We then had some free time to roam the different fabric stores which were like Aladdin’s Cave such as B & J Fabrics. You could spend hours dreaming and thinking off all of the different possibilities while in these stores. Some of these visions you could even create with a Brother embroidery machine.
On our fourth day of our trip we discovered the ‘FIT’, Fashion Institute of Technology. Design students come from all over the world to learn about their art and receive qualifications in fashion, jewellery making, architecture, media, fabric printing, product design and toy design.
We had a look through the museum located at the institute and were very privileged to meet one of the historians and curators. They showed us samples of 100 years of fashion design, including designers such as Chanel, Dior, Valentino, Donna Karen, Oscar D and Louis Vuitton.
Later in the day we went down to the Wall Street area, where the headquarters of McCalls Patterns is. McCalls is an international pattern company who sell Vogue, Butterick and Kwik Sew. They showed us how patterns were created from the design concept right through to writing the instructions and how they test each pattern to ensure the size and fit meets all of the correct requirements.

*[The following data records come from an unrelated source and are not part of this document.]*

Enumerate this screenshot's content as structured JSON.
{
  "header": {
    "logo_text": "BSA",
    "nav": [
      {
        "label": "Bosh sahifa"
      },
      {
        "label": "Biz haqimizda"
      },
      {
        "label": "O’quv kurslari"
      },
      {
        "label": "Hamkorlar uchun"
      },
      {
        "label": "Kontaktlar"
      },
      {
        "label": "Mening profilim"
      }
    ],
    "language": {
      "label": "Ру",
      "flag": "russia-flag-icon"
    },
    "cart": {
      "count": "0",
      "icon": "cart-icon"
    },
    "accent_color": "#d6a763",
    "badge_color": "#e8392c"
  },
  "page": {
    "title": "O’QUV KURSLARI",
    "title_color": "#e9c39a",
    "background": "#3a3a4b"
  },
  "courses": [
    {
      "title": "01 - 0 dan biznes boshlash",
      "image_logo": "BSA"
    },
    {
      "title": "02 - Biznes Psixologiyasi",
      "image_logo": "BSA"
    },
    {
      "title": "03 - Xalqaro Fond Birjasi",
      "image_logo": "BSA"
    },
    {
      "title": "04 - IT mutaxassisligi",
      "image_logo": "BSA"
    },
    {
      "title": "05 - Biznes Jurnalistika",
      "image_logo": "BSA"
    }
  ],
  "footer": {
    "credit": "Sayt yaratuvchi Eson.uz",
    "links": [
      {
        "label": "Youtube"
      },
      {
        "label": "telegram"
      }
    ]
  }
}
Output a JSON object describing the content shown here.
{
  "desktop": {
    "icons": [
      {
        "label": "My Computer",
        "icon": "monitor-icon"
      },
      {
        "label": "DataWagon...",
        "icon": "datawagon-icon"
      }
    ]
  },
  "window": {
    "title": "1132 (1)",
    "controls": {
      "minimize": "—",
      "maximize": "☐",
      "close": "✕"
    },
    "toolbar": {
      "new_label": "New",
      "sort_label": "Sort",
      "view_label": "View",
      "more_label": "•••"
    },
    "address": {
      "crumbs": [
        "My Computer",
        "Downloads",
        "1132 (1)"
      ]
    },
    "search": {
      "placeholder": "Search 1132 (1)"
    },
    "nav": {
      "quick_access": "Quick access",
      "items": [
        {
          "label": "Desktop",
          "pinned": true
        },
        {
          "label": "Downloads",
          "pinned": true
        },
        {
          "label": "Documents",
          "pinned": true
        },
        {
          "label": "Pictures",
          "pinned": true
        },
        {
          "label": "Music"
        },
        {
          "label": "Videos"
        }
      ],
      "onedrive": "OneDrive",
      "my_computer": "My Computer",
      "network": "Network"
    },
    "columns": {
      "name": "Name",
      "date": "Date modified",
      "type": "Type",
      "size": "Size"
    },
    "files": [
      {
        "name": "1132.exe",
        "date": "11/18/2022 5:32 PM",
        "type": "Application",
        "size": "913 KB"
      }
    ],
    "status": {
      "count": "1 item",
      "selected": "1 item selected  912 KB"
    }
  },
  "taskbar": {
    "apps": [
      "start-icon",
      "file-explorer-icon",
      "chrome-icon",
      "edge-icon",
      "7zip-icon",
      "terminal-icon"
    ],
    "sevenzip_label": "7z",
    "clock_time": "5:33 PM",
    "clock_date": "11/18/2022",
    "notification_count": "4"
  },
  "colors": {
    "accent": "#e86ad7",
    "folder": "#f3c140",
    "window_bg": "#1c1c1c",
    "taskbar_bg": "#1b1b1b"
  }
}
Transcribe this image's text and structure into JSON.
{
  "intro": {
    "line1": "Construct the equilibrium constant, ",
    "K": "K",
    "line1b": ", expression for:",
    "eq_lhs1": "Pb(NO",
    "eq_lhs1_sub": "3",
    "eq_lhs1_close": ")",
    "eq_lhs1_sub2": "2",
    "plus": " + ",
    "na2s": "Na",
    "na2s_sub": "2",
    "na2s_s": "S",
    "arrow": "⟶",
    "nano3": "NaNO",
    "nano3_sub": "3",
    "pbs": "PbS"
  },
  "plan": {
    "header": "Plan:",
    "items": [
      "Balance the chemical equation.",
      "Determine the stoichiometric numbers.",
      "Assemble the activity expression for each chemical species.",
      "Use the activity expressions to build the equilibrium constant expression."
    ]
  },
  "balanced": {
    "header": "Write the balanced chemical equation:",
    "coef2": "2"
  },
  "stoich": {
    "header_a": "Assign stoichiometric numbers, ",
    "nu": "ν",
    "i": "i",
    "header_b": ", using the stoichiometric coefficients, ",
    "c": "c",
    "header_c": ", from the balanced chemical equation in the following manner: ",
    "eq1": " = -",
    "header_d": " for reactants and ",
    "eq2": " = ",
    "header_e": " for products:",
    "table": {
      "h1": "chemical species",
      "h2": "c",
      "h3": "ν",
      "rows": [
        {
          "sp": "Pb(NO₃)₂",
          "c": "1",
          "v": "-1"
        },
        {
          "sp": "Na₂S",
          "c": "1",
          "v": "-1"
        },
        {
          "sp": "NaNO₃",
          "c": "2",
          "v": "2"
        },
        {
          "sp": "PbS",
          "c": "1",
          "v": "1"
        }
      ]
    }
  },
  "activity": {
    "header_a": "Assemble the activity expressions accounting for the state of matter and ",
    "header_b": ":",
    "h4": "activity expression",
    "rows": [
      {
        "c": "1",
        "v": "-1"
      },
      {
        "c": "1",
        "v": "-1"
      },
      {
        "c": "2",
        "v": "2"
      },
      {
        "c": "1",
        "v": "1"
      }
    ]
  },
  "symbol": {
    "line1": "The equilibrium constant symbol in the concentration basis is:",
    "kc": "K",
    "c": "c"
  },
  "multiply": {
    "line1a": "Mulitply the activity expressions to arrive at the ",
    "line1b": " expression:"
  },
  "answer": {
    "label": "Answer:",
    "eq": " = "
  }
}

This was a great day as the staff were so forthcoming, answering all of our questions.
We ventured to the Star studios where they audition people for acting roles. We met Jennifer Riaz from ‘War Paint’, which we saw the previous night. She spoke about the costumes that they wore during the show. She explained the interesting process of changing into multiple costumes during the one show, and the type of construction that helps this process, such as using magnets in heavy duty areas.
We also met Amanda Widden who is one of the costume designers from the stage show ‘Wicked’. She presented her green-dye costume, which was made to withstand a lot of wear and tear. This costume included a lot of fabric, lace and ribbon and as it was created with heavy woolen garments, they have to keep the theater quite cool.
We then were fortunate enough to explore the fabric shops along 7th avenue, which is also known as The Fashion Avenue. There are shops dedicated to zippers, bag findings, buttons, trims and fabric you can’t even imagine, from basic cottons to designer labels. There was so much glitter, sparkle and lycra I basically got heart palpitations at the thought of discovering what I could purchase and create.
The last night saw us on a dinner boat cruise around Manhattan, where I wore my favourite dress that I created with the John Deer Lace Collection. As we were all part of a sewing group I thought it was only fitting that I wore something that I had created.
Final Day Touring
After my tour I spent another couple of days walking and taking pictures of things that inspired me, including lace trims that I could possibly make and styles that will be in next season. Just a heads up- sleeves with flounces, and flowing floral dresses are in for Summer 2018!
This was a bucket list trip that I have been wanting to take for years and I thoroughly enjoyed every minute of it. I hope there is some inspiration in this article that can help you achieve your sewing and embroidery goals, or inspire you to take your own sewing trip! Always look around and take pictures of things that take your eye, which you can then use to create your own Pinterest board.
I look forward to sharing more ideas and inspiration on my travels, as well as projects and tutorials that I have created.